### PROMPT
For the word "JSON", report how many lines of the records below contain it, and nothing more.
::::
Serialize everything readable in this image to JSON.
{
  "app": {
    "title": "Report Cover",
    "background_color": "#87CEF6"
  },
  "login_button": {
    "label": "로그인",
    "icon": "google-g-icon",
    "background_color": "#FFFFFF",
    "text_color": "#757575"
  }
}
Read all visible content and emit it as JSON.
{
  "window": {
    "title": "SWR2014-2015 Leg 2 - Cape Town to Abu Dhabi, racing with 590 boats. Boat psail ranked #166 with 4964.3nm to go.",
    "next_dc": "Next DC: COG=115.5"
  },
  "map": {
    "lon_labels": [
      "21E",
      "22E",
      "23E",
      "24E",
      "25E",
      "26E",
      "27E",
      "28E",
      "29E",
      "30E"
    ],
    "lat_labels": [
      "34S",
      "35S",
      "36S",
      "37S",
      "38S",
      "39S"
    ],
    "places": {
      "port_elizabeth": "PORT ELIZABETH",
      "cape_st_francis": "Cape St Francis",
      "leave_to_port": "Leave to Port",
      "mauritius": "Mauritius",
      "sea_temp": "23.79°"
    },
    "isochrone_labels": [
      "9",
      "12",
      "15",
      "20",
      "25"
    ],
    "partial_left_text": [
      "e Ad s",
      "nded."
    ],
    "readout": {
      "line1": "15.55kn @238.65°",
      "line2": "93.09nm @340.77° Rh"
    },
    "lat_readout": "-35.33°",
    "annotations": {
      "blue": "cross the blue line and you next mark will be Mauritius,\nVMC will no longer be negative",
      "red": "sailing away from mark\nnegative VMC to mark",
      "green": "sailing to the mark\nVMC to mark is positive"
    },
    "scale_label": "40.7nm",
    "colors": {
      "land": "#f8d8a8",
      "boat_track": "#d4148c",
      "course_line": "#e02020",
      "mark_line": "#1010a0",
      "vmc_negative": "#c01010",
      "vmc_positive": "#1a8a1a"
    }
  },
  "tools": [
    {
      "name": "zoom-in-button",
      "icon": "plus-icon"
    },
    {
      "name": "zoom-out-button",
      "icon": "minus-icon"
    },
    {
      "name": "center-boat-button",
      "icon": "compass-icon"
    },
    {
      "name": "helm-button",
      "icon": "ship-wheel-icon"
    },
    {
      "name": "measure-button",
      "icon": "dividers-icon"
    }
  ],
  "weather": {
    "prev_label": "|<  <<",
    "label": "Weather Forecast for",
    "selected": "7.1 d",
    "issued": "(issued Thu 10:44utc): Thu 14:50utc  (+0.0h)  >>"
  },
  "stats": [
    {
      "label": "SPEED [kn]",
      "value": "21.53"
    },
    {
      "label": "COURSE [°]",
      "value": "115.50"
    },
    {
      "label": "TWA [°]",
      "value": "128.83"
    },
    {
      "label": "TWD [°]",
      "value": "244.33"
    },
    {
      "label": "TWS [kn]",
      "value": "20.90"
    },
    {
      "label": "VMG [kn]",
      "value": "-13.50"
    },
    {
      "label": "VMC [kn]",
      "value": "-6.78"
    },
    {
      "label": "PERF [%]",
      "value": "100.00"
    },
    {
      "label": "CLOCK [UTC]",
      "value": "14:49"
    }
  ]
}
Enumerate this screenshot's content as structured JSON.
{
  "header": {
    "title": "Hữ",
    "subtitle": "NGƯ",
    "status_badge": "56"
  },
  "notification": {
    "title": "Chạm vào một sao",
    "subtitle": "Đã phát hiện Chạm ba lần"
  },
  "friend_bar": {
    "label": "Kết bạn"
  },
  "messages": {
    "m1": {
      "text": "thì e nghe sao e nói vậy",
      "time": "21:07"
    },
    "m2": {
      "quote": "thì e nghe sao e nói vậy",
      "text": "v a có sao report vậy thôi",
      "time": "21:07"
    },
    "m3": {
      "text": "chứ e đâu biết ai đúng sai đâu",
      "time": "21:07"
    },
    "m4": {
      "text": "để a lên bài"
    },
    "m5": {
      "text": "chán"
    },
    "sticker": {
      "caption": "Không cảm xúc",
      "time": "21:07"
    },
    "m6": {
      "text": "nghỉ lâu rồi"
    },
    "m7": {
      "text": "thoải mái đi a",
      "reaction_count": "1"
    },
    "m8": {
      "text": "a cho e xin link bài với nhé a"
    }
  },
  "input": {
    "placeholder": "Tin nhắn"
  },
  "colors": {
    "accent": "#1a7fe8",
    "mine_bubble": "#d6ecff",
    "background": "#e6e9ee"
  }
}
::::
### EXERCISE SOLUTION
3